- TO DO
Locate every line in the records below that contains the word "subtitle", and copy each one.

- SUPPLIED RECORDS
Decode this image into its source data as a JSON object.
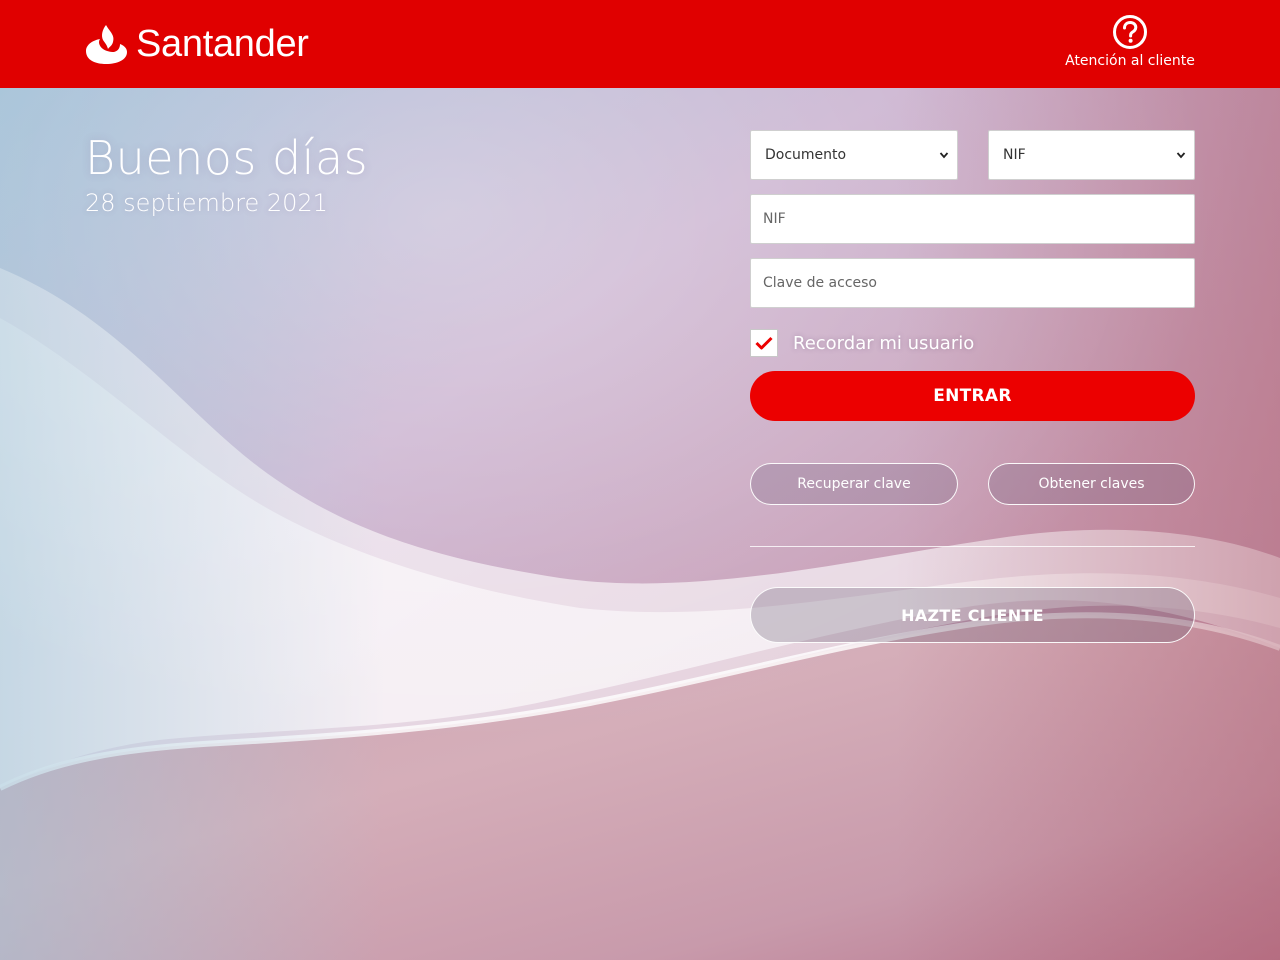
{
  "header": {
    "brand": "Santander",
    "help_label": "Atención al cliente",
    "background_color": "#e00000",
    "icons": {
      "logo": "flame-icon",
      "help": "question-circle-icon"
    }
  },
  "greeting": {
    "title": "Buenos días",
    "date": "28 septiembre 2021"
  },
  "login": {
    "document_select": {
      "selected": "Documento"
    },
    "type_select": {
      "selected": "NIF"
    },
    "user_input": {
      "placeholder": "NIF"
    },
    "password_input": {
      "placeholder": "Clave de acceso"
    },
    "remember": {
      "label": "Recordar mi usuario",
      "checked": true
    },
    "submit_label": "ENTRAR",
    "recover_label": "Recuperar clave",
    "obtain_label": "Obtener claves",
    "signup_label": "HAZTE CLIENTE"
  },
  "colors": {
    "brand_red": "#ec0000",
    "header_red": "#e00000"
  }
}
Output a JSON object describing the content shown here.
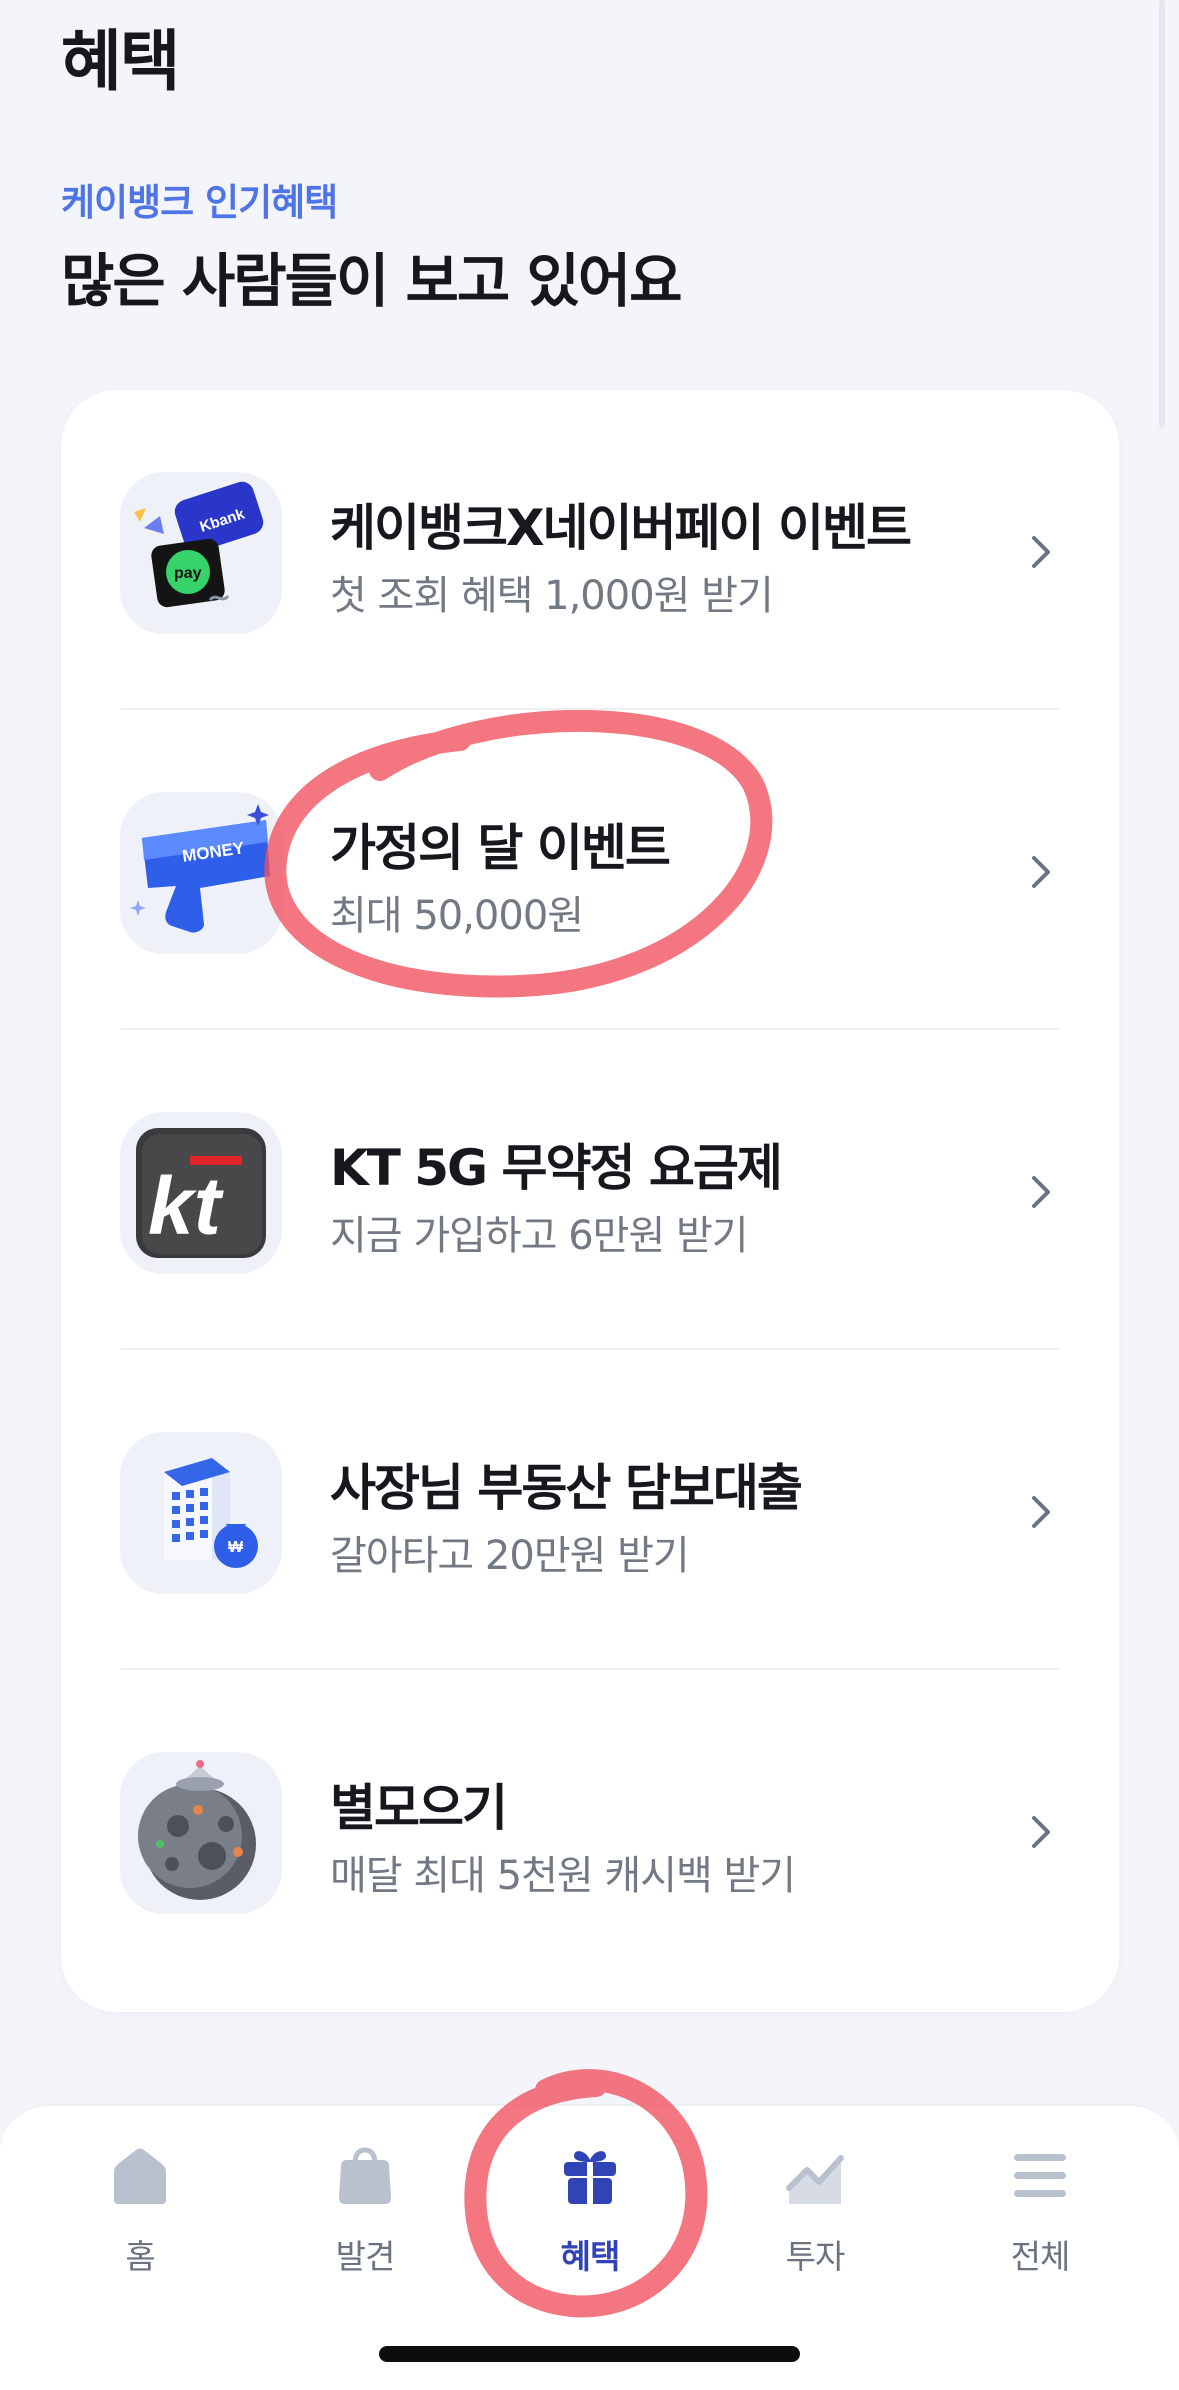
{
  "header": {
    "title": "혜택"
  },
  "section": {
    "eyebrow": "케이뱅크 인기혜택",
    "title": "많은 사람들이 보고 있어요"
  },
  "benefits": [
    {
      "title": "케이뱅크X네이버페이 이벤트",
      "subtitle": "첫 조회 혜택 1,000원 받기",
      "icon": "kbank-naverpay-icon"
    },
    {
      "title": "가정의 달 이벤트",
      "subtitle": "최대 50,000원",
      "icon": "money-gun-icon",
      "highlighted": true
    },
    {
      "title": "KT 5G 무약정 요금제",
      "subtitle": "지금 가입하고 6만원 받기",
      "icon": "kt-logo-icon"
    },
    {
      "title": "사장님 부동산 담보대출",
      "subtitle": "갈아타고 20만원 받기",
      "icon": "building-money-icon"
    },
    {
      "title": "별모으기",
      "subtitle": "매달 최대 5천원 캐시백 받기",
      "icon": "moon-planet-icon"
    }
  ],
  "tabbar": {
    "tabs": [
      {
        "label": "홈",
        "icon": "home-icon",
        "active": false
      },
      {
        "label": "발견",
        "icon": "shopping-bag-icon",
        "active": false
      },
      {
        "label": "혜택",
        "icon": "gift-icon",
        "active": true
      },
      {
        "label": "투자",
        "icon": "chart-icon",
        "active": false
      },
      {
        "label": "전체",
        "icon": "menu-icon",
        "active": false
      }
    ]
  },
  "colors": {
    "accent": "#4f74e8",
    "tab_active": "#3144b5",
    "tab_inactive": "#b9c1cf",
    "annotation": "#f0505e",
    "background": "#f3f5fa"
  }
}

- REPLY TO THE EXERCISE
      "subtitle": "첫 조회 혜택 1,000원 받기",
      "subtitle": "최대 50,000원",
      "subtitle": "지금 가입하고 6만원 받기",
      "subtitle": "갈아타고 20만원 받기",
      "subtitle": "매달 최대 5천원 캐시백 받기",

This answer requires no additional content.